=== Saved data entries ===
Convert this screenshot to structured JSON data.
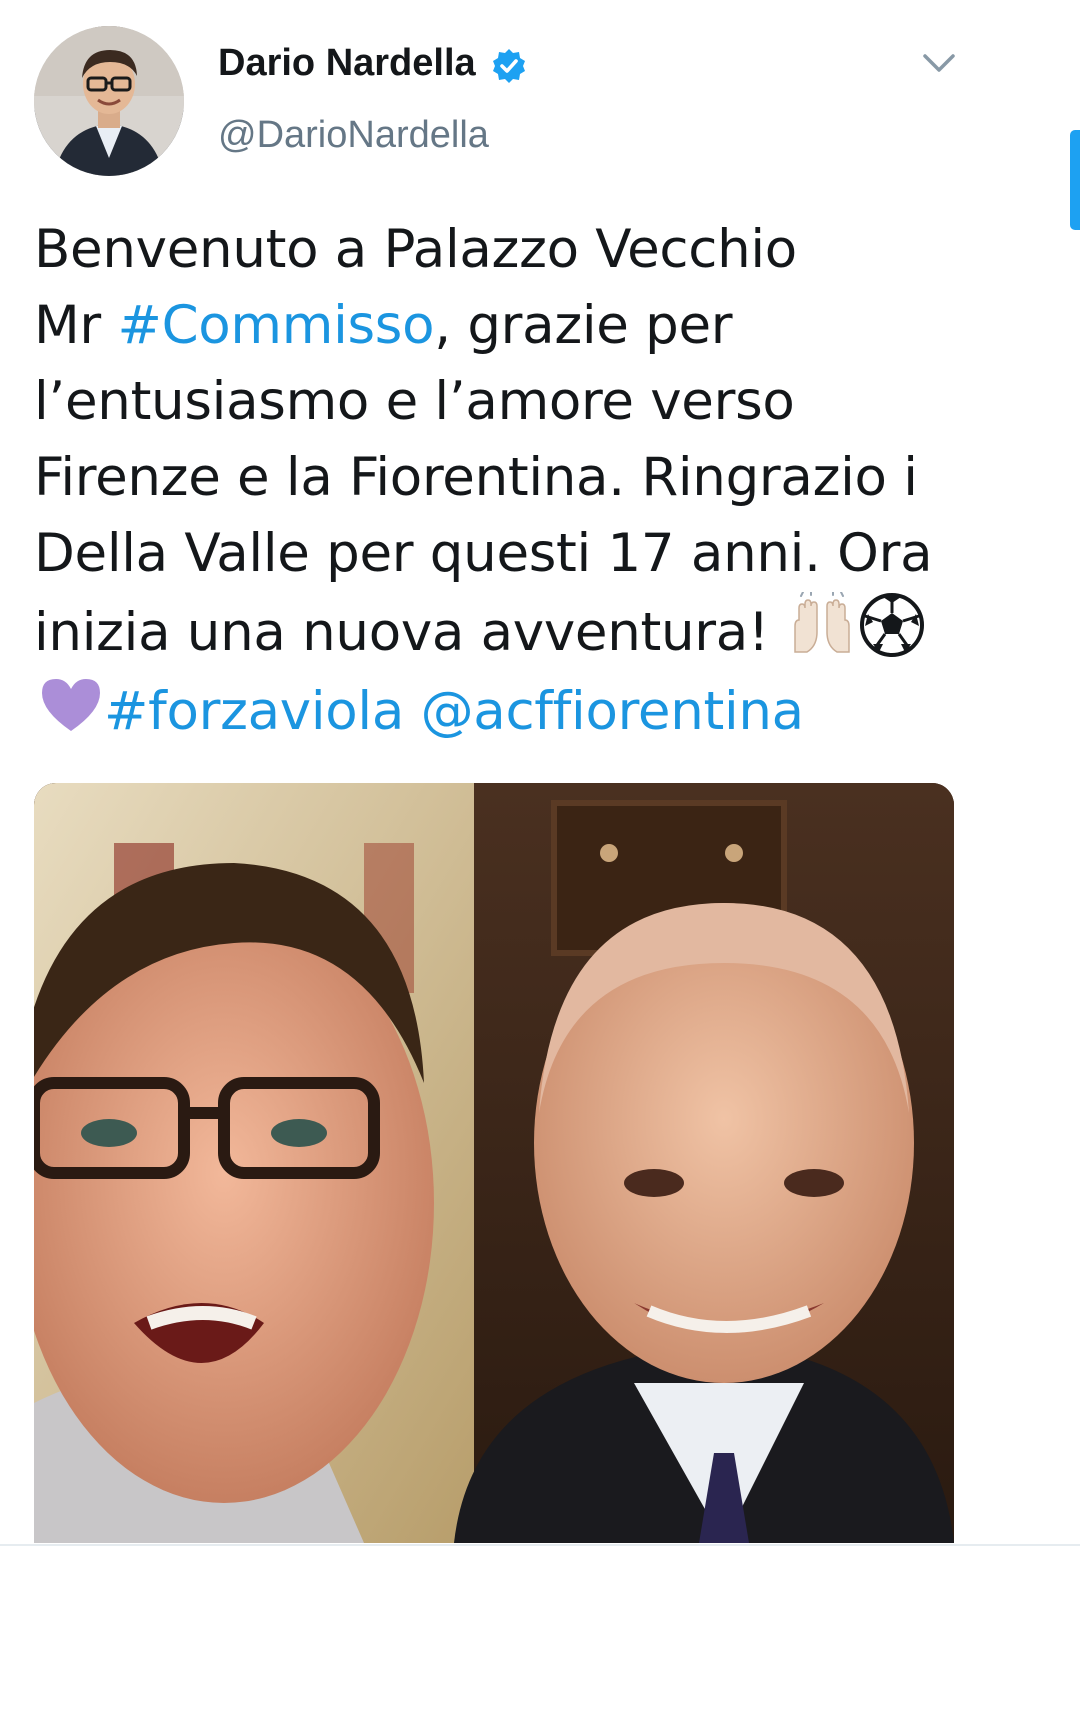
{
  "author": {
    "display_name": "Dario Nardella",
    "handle": "@DarioNardella",
    "verified": true,
    "avatar_icon": "profile-photo"
  },
  "tweet": {
    "lines": [
      [
        {
          "t": "Benvenuto a Palazzo Vecchio"
        }
      ],
      [
        {
          "t": "Mr "
        },
        {
          "t": "#Commisso",
          "link": true
        },
        {
          "t": ", grazie per"
        }
      ],
      [
        {
          "t": "l’entusiasmo e l’amore verso"
        }
      ],
      [
        {
          "t": "Firenze e la Fiorentina. Ringrazio i"
        }
      ],
      [
        {
          "t": "Della Valle per questi 17 anni. Ora"
        }
      ],
      [
        {
          "t": "inizia una nuova avventura! "
        },
        {
          "emoji": "raising-hands-icon"
        },
        {
          "emoji": "soccer-ball-icon"
        }
      ],
      [
        {
          "emoji": "purple-heart-icon"
        },
        {
          "t": "#forzaviola",
          "link": true
        },
        {
          "t": " "
        },
        {
          "t": "@acffiorentina",
          "link": true
        }
      ]
    ]
  },
  "colors": {
    "link": "#1b95e0",
    "text": "#14171a",
    "secondary": "#657786",
    "verified": "#1da1f2",
    "heart": "#ab8ed8"
  },
  "media": {
    "type": "video-thumbnail"
  }
}
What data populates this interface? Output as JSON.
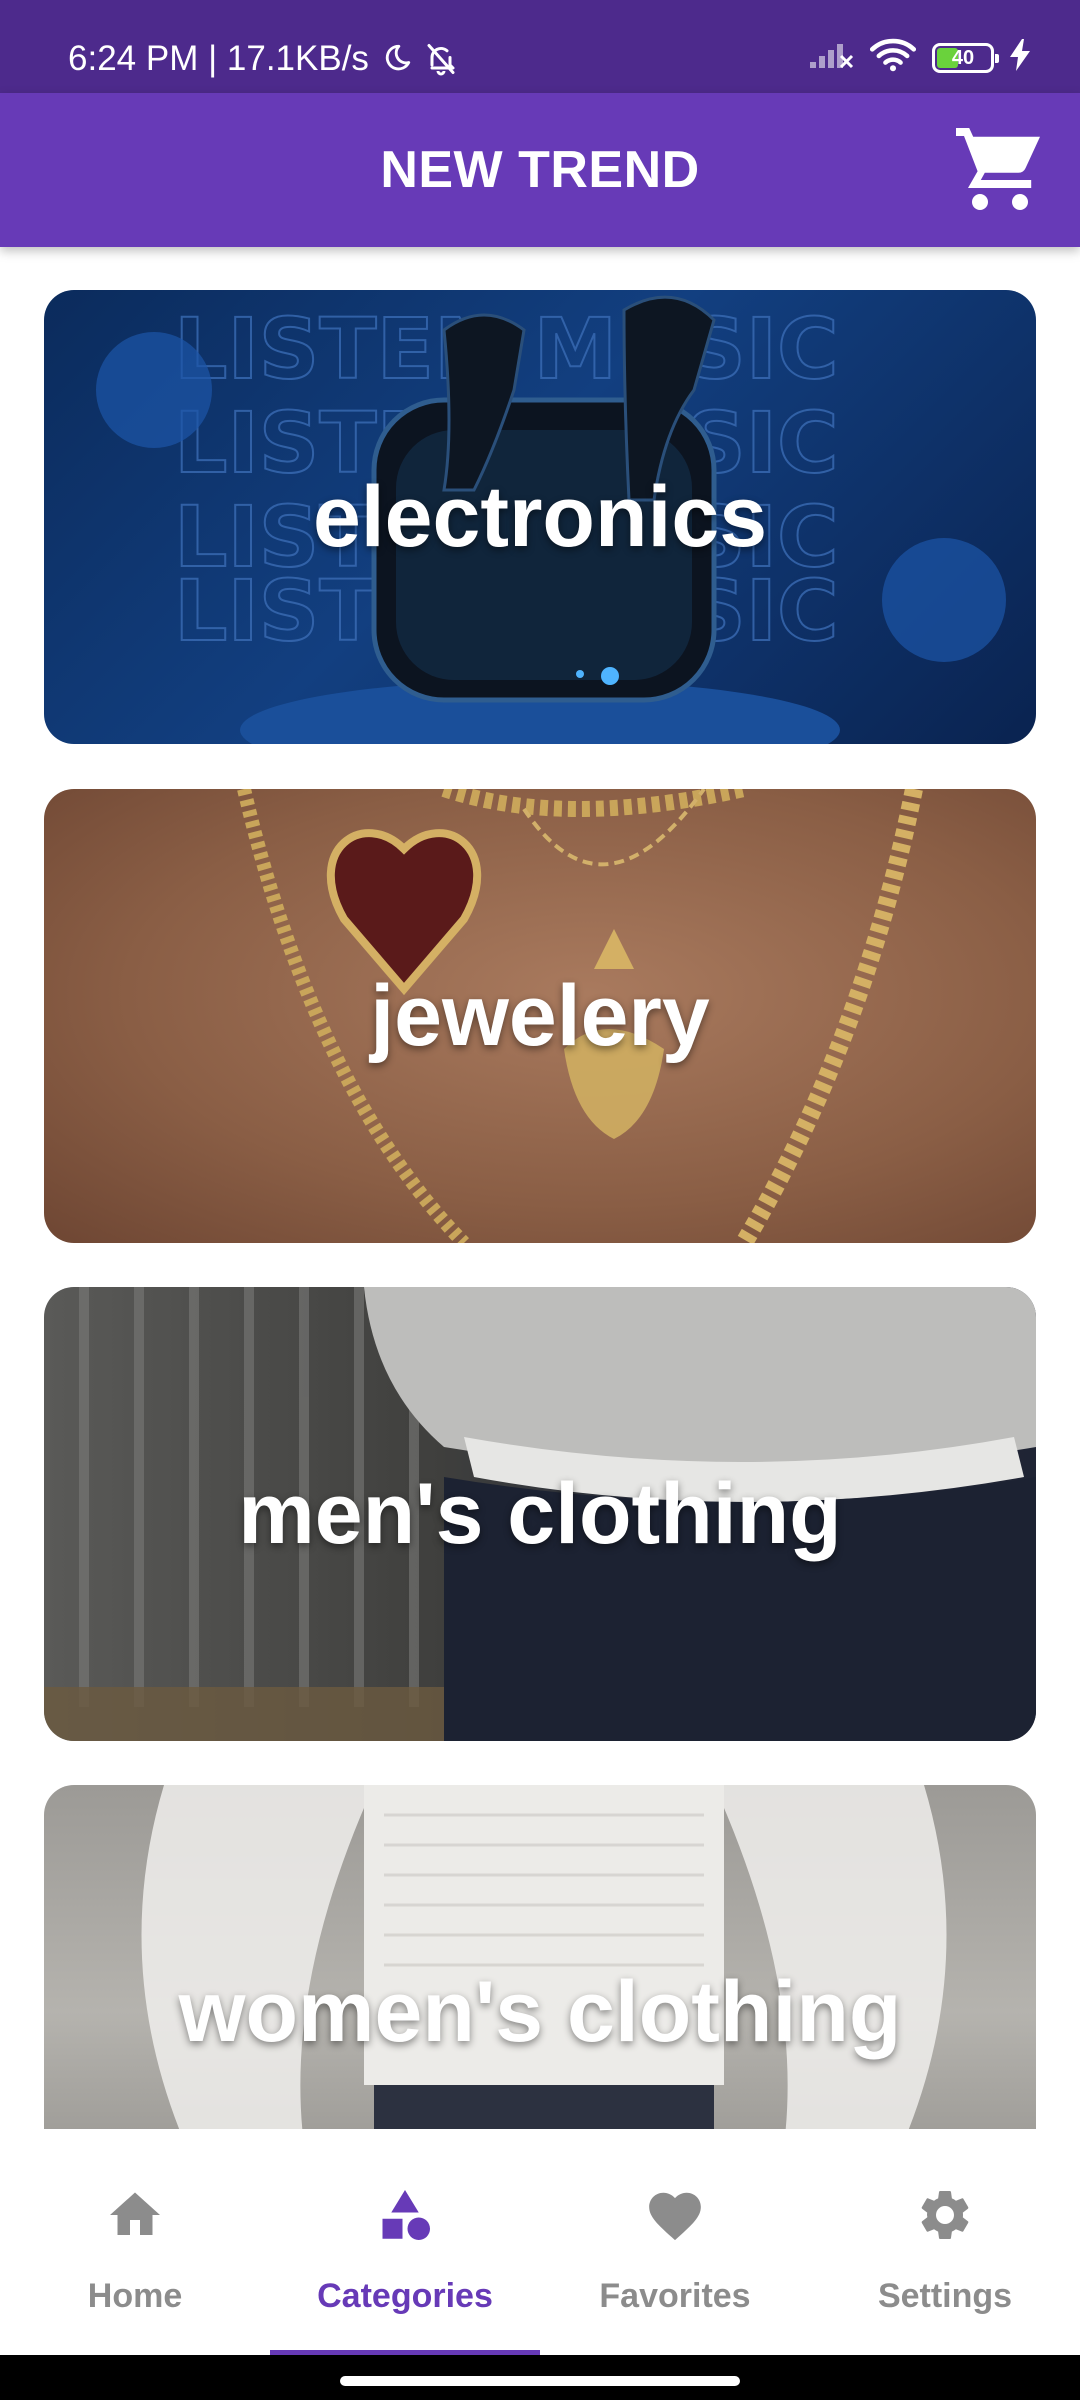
{
  "status_bar": {
    "time_info": "6:24 PM | 17.1KB/s",
    "battery_level": "40",
    "battery_fraction": 0.4
  },
  "app_bar": {
    "title": "NEW TREND",
    "cart_icon": "cart-icon"
  },
  "categories": [
    {
      "label": "electronics"
    },
    {
      "label": "jewelery"
    },
    {
      "label": "men's clothing"
    },
    {
      "label": "women's clothing"
    }
  ],
  "electronics_art_text": "LISTEN MUSIC",
  "bottom_nav": {
    "items": [
      {
        "label": "Home",
        "icon": "home-icon",
        "active": false
      },
      {
        "label": "Categories",
        "icon": "shapes-icon",
        "active": true
      },
      {
        "label": "Favorites",
        "icon": "heart-icon",
        "active": false
      },
      {
        "label": "Settings",
        "icon": "gear-icon",
        "active": false
      }
    ]
  },
  "colors": {
    "status_bar": "#4d2a8c",
    "primary": "#673ab7",
    "inactive_nav": "#8c8c8c",
    "battery_fill": "#6ad23c"
  }
}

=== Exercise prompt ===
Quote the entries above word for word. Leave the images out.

=== Output of the exercise ===
Convert this screenshot to structured JSON data.
{
  "author": {
    "display_name": "Dario Nardella",
    "handle": "@DarioNardella",
    "verified": true,
    "avatar_icon": "profile-photo"
  },
  "tweet": {
    "lines": [
      [
        {
          "t": "Benvenuto a Palazzo Vecchio"
        }
      ],
      [
        {
          "t": "Mr "
        },
        {
          "t": "#Commisso",
          "link": true
        },
        {
          "t": ", grazie per"
        }
      ],
      [
        {
          "t": "l’entusiasmo e l’amore verso"
        }
      ],
      [
        {
          "t": "Firenze e la Fiorentina. Ringrazio i"
        }
      ],
      [
        {
          "t": "Della Valle per questi 17 anni. Ora"
        }
      ],
      [
        {
          "t": "inizia una nuova avventura! "
        },
        {
          "emoji": "raising-hands-icon"
        },
        {
          "emoji": "soccer-ball-icon"
        }
      ],
      [
        {
          "emoji": "purple-heart-icon"
        },
        {
          "t": "#forzaviola",
          "link": true
        },
        {
          "t": " "
        },
        {
          "t": "@acffiorentina",
          "link": true
        }
      ]
    ]
  },
  "colors": {
    "link": "#1b95e0",
    "text": "#14171a",
    "secondary": "#657786",
    "verified": "#1da1f2",
    "heart": "#ab8ed8"
  },
  "media": {
    "type": "video-thumbnail"
  }
}
What data populates this interface? Output as JSON.
{
  "status_bar": {
    "time_info": "6:24 PM | 17.1KB/s",
    "battery_level": "40",
    "battery_fraction": 0.4
  },
  "app_bar": {
    "title": "NEW TREND",
    "cart_icon": "cart-icon"
  },
  "categories": [
    {
      "label": "electronics"
    },
    {
      "label": "jewelery"
    },
    {
      "label": "men's clothing"
    },
    {
      "label": "women's clothing"
    }
  ],
  "electronics_art_text": "LISTEN MUSIC",
  "bottom_nav": {
    "items": [
      {
        "label": "Home",
        "icon": "home-icon",
        "active": false
      },
      {
        "label": "Categories",
        "icon": "shapes-icon",
        "active": true
      },
      {
        "label": "Favorites",
        "icon": "heart-icon",
        "active": false
      },
      {
        "label": "Settings",
        "icon": "gear-icon",
        "active": false
      }
    ]
  },
  "colors": {
    "status_bar": "#4d2a8c",
    "primary": "#673ab7",
    "inactive_nav": "#8c8c8c",
    "battery_fill": "#6ad23c"
  }
}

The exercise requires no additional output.